I read books by listening to them – so this one will forever remind me of learning how to ride the bus in Seattle, my new way of commuting. The author has a wonderful, self-deprecating sense of humor that tickled me. I tried hard not to laugh out loud while riding public transportation. He writes like he’s a joke, but he must have taken this very seriously, because he was taken very seriously by the people around him. (Apparently, once you cut up a carrot or chop an onion a thousand times, you get pretty good at it.) He ends up going to Italy several times to get more training – including training as a butcher, which seems like it may be going a little too far, if you ask me.

So if you like cooking, eating, reading and laughing, I can recommend this book. Especially the audio version thereof.

Have you read any good books lately?

Tuesday, September 2, 2008

Agreement signed.

The realtor just left and we have signed some kind of pre-agreement. So we really are seriously going to sell.


The adventure ahead is just so enticing that I can't be sad for the things we'll be leaving behind. But the people we'll miss is a whole different story. Which is why we're making plans for how we'll come back to Seattle and the rest of the country on a regular basis.

My daydreaming is now about the RV as much as it is about Casa Gecko. I hope that's not a sign that I'm never satisfied . . .

Monday, September 1, 2008


Ross worked very hard today . . . he cut down a tree in our front yard and cleaned up all the dead plants up on our roof deck.

I made dog cookies.

He and I also brought five big bags of stuff to Goodwill. I must be 200 pounds lighter.

Nephew Rick expressed skepticism about us fitting our Seattle house into a motor home. And all I want to say is . . . but you should see my closet!
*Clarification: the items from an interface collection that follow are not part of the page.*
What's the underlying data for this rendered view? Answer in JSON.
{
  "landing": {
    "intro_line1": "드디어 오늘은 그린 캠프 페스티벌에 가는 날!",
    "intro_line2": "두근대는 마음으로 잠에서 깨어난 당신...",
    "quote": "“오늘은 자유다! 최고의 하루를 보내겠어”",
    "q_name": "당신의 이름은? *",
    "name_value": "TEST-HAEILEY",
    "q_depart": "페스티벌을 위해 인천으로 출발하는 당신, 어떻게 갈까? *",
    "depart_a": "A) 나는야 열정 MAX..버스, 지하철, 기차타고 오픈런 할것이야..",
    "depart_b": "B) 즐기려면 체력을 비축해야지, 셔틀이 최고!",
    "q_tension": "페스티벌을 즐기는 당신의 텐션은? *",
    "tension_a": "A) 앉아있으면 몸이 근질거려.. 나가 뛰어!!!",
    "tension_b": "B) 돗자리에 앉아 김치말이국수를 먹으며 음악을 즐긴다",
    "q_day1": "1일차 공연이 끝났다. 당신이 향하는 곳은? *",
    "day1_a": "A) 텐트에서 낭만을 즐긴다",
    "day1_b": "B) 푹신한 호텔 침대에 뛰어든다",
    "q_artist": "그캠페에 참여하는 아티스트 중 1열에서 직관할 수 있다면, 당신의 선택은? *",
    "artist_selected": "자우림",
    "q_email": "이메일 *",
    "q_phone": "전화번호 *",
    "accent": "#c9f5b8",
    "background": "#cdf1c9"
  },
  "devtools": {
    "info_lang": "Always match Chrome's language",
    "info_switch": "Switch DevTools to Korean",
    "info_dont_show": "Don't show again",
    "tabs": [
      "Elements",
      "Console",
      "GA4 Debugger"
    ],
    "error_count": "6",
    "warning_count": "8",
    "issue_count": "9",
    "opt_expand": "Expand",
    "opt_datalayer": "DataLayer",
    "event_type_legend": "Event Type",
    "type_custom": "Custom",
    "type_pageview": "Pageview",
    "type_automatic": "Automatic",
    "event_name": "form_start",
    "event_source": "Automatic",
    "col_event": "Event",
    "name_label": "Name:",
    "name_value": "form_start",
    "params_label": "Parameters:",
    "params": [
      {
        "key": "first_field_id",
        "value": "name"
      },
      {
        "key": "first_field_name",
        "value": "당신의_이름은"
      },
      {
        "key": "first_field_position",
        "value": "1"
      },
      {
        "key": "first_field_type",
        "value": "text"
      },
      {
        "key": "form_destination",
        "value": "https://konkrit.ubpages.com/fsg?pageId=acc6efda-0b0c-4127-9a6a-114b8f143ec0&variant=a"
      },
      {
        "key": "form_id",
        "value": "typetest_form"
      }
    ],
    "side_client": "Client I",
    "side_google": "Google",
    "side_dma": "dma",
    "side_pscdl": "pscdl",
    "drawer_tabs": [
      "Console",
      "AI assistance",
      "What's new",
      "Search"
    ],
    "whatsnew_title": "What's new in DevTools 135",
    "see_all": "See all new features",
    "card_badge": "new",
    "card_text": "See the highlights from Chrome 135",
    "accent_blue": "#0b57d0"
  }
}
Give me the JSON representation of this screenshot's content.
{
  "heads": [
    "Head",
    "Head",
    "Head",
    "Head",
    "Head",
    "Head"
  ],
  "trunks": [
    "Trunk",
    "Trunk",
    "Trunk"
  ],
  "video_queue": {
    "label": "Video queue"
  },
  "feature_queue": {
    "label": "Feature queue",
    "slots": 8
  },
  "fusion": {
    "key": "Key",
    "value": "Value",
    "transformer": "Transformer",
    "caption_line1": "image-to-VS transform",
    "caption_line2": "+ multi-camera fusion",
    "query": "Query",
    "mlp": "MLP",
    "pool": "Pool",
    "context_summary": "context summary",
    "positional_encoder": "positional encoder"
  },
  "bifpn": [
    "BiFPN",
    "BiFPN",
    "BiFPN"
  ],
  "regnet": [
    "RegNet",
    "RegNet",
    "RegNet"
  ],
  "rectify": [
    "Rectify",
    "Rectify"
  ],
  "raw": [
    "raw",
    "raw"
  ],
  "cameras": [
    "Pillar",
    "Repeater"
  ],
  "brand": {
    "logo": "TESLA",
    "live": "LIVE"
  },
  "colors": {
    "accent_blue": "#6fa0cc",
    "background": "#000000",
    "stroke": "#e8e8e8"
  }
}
I understand the question, though. One answer is that we both have electronic books. Plus, we had a LOT of bookshelves put into Casa Gecko. So whatever books we don't give away, we'll bring south and leave there. The piano (and piano books) will go to Mexico, too. Furniture will be sold or given away. Except desks and the futon will be moved to Mexico. Oh, and the big TV and the DVDs go to Mexico.

Yup. That's going to be one big moving van, isn't it?